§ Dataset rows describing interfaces
■ ■ ■ ■

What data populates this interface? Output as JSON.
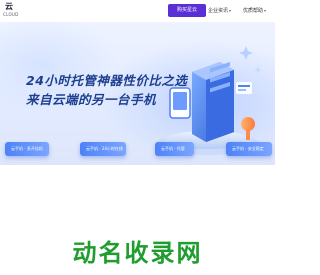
{
  "header": {
    "logo": {
      "text": "云",
      "subtext": "CLOUD"
    },
    "buy_button": "购买星云",
    "nav": [
      {
        "label": "企业资讯",
        "icon": "chevron-down-icon"
      },
      {
        "label": "优质帮助",
        "icon": "chevron-down-icon"
      }
    ]
  },
  "hero": {
    "headline_line1": "24小时托管神器性价比之选",
    "headline_line2": "来自云端的另一台手机",
    "feature_pills": [
      {
        "label": "云手机 · 多开挂机"
      },
      {
        "label": "云手机 · 24小时在线"
      },
      {
        "label": "云手机 · 托管"
      },
      {
        "label": "云手机 · 安全稳定"
      }
    ],
    "illustration": "cloud-phone-server-illustration"
  },
  "watermark": {
    "text": "动名收录网"
  },
  "colors": {
    "brand_purple": "#5b2fd6",
    "headline_blue": "#1d3f8f",
    "pill_blue": "#4d82f7",
    "watermark_green": "#1f9d2e"
  }
}
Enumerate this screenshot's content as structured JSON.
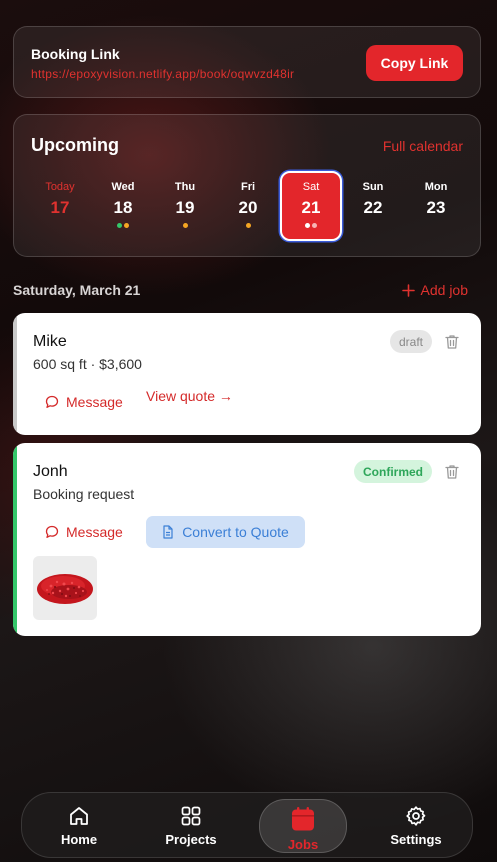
{
  "booking": {
    "title": "Booking Link",
    "url": "https://epoxyvision.netlify.app/book/oqwvzd48ir",
    "copy_label": "Copy Link"
  },
  "upcoming": {
    "title": "Upcoming",
    "full_calendar_label": "Full calendar",
    "days": [
      {
        "name": "Today",
        "num": "17",
        "dots": []
      },
      {
        "name": "Wed",
        "num": "18",
        "dots": [
          "#34c76a",
          "#f5a623"
        ]
      },
      {
        "name": "Thu",
        "num": "19",
        "dots": [
          "#f5a623"
        ]
      },
      {
        "name": "Fri",
        "num": "20",
        "dots": [
          "#f5a623"
        ]
      },
      {
        "name": "Sat",
        "num": "21",
        "dots": [
          "#ffffff",
          "#f7b4b4"
        ]
      },
      {
        "name": "Sun",
        "num": "22",
        "dots": []
      },
      {
        "name": "Mon",
        "num": "23",
        "dots": []
      }
    ]
  },
  "selected_date": "Saturday, March 21",
  "add_job_label": "Add job",
  "jobs": [
    {
      "name": "Mike",
      "detail": "600 sq ft · $3,600",
      "status": "draft",
      "message_label": "Message",
      "action_label": "View quote →"
    },
    {
      "name": "Jonh",
      "detail": "Booking request",
      "status": "Confirmed",
      "message_label": "Message",
      "action_label": "Convert to Quote"
    }
  ],
  "nav": {
    "home": "Home",
    "projects": "Projects",
    "jobs": "Jobs",
    "settings": "Settings"
  },
  "colors": {
    "accent": "#e3262b",
    "confirmed": "#34c76a",
    "convert": "#3b7fd6"
  }
}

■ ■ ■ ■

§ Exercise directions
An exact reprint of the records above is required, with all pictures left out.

§ Your response
What data populates this interface? Output as JSON.
{
  "header": {
    "logo": {
      "text": "云",
      "subtext": "CLOUD"
    },
    "buy_button": "购买星云",
    "nav": [
      {
        "label": "企业资讯",
        "icon": "chevron-down-icon"
      },
      {
        "label": "优质帮助",
        "icon": "chevron-down-icon"
      }
    ]
  },
  "hero": {
    "headline_line1": "24小时托管神器性价比之选",
    "headline_line2": "来自云端的另一台手机",
    "feature_pills": [
      {
        "label": "云手机 · 多开挂机"
      },
      {
        "label": "云手机 · 24小时在线"
      },
      {
        "label": "云手机 · 托管"
      },
      {
        "label": "云手机 · 安全稳定"
      }
    ],
    "illustration": "cloud-phone-server-illustration"
  },
  "watermark": {
    "text": "动名收录网"
  },
  "colors": {
    "brand_purple": "#5b2fd6",
    "headline_blue": "#1d3f8f",
    "pill_blue": "#4d82f7",
    "watermark_green": "#1f9d2e"
  }
}
Enumerate this screenshot's content as structured JSON.
{
  "booking": {
    "title": "Booking Link",
    "url": "https://epoxyvision.netlify.app/book/oqwvzd48ir",
    "copy_label": "Copy Link"
  },
  "upcoming": {
    "title": "Upcoming",
    "full_calendar_label": "Full calendar",
    "days": [
      {
        "name": "Today",
        "num": "17",
        "dots": []
      },
      {
        "name": "Wed",
        "num": "18",
        "dots": [
          "#34c76a",
          "#f5a623"
        ]
      },
      {
        "name": "Thu",
        "num": "19",
        "dots": [
          "#f5a623"
        ]
      },
      {
        "name": "Fri",
        "num": "20",
        "dots": [
          "#f5a623"
        ]
      },
      {
        "name": "Sat",
        "num": "21",
        "dots": [
          "#ffffff",
          "#f7b4b4"
        ]
      },
      {
        "name": "Sun",
        "num": "22",
        "dots": []
      },
      {
        "name": "Mon",
        "num": "23",
        "dots": []
      }
    ]
  },
  "selected_date": "Saturday, March 21",
  "add_job_label": "Add job",
  "jobs": [
    {
      "name": "Mike",
      "detail": "600 sq ft · $3,600",
      "status": "draft",
      "message_label": "Message",
      "action_label": "View quote →"
    },
    {
      "name": "Jonh",
      "detail": "Booking request",
      "status": "Confirmed",
      "message_label": "Message",
      "action_label": "Convert to Quote"
    }
  ],
  "nav": {
    "home": "Home",
    "projects": "Projects",
    "jobs": "Jobs",
    "settings": "Settings"
  },
  "colors": {
    "accent": "#e3262b",
    "confirmed": "#34c76a",
    "convert": "#3b7fd6"
  }
}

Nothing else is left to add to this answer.